Sunday, January 01, 2006

Quotes of 2005

A lot of blogs and old media such as the Washington Post have been picking Quotes of the Year for 2005. The usual suspects are getting the attention that they deserve: Brownie's heck of a job, living in the Astrodome "working out quite well" for those untouchables, Pat Robertson putting a hit out on Huge Chavez...

BUT we should not forget this little gem that came late to the party, as it says so much about the GOP in so few words:
This has been the saddest day of my life It's a day I don't want to remember, and I'm sorry to see it come to an end

-Ted Stevens (R - Alaska) on the day the Senate blocked oil drilling in ANWR.

Ignoring the confusing bit about being sorry to see the saddest day of his life come to an end, let's consider:
The Senate voting to keep oil companies from drilling in a wildlife refuge? Very very sad.
Your wife dying in a plane crash?* Not so much

Although to be fair, she cut his sandwiches diagonally, instead of down the middle, the way he liked. So impeding oil company profiteering really is sadder.

* "In December 1978, Stevens survived the crash of a lear jet at the airport, which killed five people, including his first wife, Ann." - Wikipedia

Happy Hangover!

A few thoughts before I stumble out to refresh the cigarette supply:

* Digby is particularly good, if you haven't caught this post yet, on W's pathological need to clear brush:
You can't compare this to his bicycling or running obsessions, because those have a certain meditative yet thrilling physical challenge.

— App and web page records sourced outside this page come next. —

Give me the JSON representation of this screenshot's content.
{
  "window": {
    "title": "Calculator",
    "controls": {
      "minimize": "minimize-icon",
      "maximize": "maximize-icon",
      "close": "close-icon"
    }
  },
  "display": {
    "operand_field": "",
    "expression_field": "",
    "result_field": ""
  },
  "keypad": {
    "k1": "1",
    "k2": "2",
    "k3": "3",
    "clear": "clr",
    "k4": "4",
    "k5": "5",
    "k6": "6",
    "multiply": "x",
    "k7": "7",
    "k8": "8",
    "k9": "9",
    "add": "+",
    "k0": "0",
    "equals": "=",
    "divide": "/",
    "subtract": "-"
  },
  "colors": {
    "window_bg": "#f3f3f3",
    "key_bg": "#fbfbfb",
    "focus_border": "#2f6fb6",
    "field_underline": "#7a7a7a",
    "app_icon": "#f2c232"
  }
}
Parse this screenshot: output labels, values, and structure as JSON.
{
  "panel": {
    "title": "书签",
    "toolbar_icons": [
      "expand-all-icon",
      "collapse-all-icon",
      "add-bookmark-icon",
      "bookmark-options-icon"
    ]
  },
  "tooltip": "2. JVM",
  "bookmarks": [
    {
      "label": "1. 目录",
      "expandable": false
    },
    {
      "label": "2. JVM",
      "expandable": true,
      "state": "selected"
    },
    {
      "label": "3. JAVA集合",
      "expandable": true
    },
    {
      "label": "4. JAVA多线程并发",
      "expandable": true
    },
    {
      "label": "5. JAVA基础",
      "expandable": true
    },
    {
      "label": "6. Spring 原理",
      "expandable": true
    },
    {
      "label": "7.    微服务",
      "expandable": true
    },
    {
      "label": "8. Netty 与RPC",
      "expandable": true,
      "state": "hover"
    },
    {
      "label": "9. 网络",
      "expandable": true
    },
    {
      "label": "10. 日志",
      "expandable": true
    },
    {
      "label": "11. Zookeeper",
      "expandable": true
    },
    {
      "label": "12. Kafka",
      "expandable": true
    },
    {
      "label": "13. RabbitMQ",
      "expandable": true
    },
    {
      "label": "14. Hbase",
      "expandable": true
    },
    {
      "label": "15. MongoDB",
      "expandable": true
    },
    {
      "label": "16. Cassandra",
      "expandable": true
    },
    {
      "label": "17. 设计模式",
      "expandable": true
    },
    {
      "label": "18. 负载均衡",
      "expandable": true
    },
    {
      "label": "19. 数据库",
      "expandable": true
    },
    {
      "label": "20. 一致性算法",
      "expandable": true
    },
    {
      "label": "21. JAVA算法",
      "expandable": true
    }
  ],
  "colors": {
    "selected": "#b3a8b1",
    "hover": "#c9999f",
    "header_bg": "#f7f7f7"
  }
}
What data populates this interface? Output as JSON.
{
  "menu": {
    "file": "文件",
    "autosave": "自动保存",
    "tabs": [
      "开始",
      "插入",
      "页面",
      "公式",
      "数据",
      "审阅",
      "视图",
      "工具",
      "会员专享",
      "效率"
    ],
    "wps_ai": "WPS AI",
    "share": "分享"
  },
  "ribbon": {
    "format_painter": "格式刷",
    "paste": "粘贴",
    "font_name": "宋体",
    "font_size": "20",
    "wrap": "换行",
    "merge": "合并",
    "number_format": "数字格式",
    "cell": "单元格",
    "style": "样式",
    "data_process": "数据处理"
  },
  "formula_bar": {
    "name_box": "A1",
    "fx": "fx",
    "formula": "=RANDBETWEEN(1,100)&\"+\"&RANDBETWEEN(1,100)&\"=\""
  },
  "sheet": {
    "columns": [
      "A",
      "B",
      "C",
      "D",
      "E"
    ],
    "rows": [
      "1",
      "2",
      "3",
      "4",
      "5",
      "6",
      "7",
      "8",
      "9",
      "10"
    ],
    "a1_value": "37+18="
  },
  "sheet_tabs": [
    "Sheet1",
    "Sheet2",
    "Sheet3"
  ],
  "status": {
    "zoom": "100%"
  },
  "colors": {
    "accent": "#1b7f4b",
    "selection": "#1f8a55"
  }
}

This is something else entirely. This is the the only thing he can think of to do when he isn't running or biking. Mindless, loud, repetitive manual labor. It's like obsessively jackhammering sidewalks for fun.

* Hi Ann! One of the few visitors I've had since starting this irrelevance has been someone from Madison, Wisconsin, visiting the "Althouse or Altmouse?" update. This is not very significant in and of itself, but it gives me an excuse to point out that her site is the top result if you Google goose excrement.

What doth the new year hold....

2006 predictions:

DeLay acquitted in laundering trial.
DeLay indicted by feds wrt Abramoff.
Rove indicted by Fitz's grand jury.
Congress holds wiretap hearings.
Wiretap hearings end up going nowhere; GOP + Liberman decide legality is "iffy," impeachment would be extreme.
W approval ratings languish around 40.
Democrats pick up House and Senate seats, but don't take majority in either house.
Time names Blog of the Year.
Nothing much changes in Iraq; sectarian violence continues but US troop presence staves off inevitable all-out civil war.
Some sharks bite some guys.
Some white women go missing for a few days.
A nasty hurricane hits Florida. Local Democratic city comptroller blamed for inadequate response.
Massachusetts does not fall into ocean or go up in flames.
Limbaugh charged by FL prosecutor.
Santorum booted out on ass by Casey.
Paul Hackett loses senate race 51-49.
Deficit around $350 billion.
Katherine Harris drops out of senate race; poses for Playboy.
Tony Blair forced out of office by overseas torture scandals.
Playboy goes bankrupt.
John Gibson and O'Reilly say a bunch of stupid shit, nobody pays attention to them, until they gin up the War on Xmas again, the day after Thanksgiving.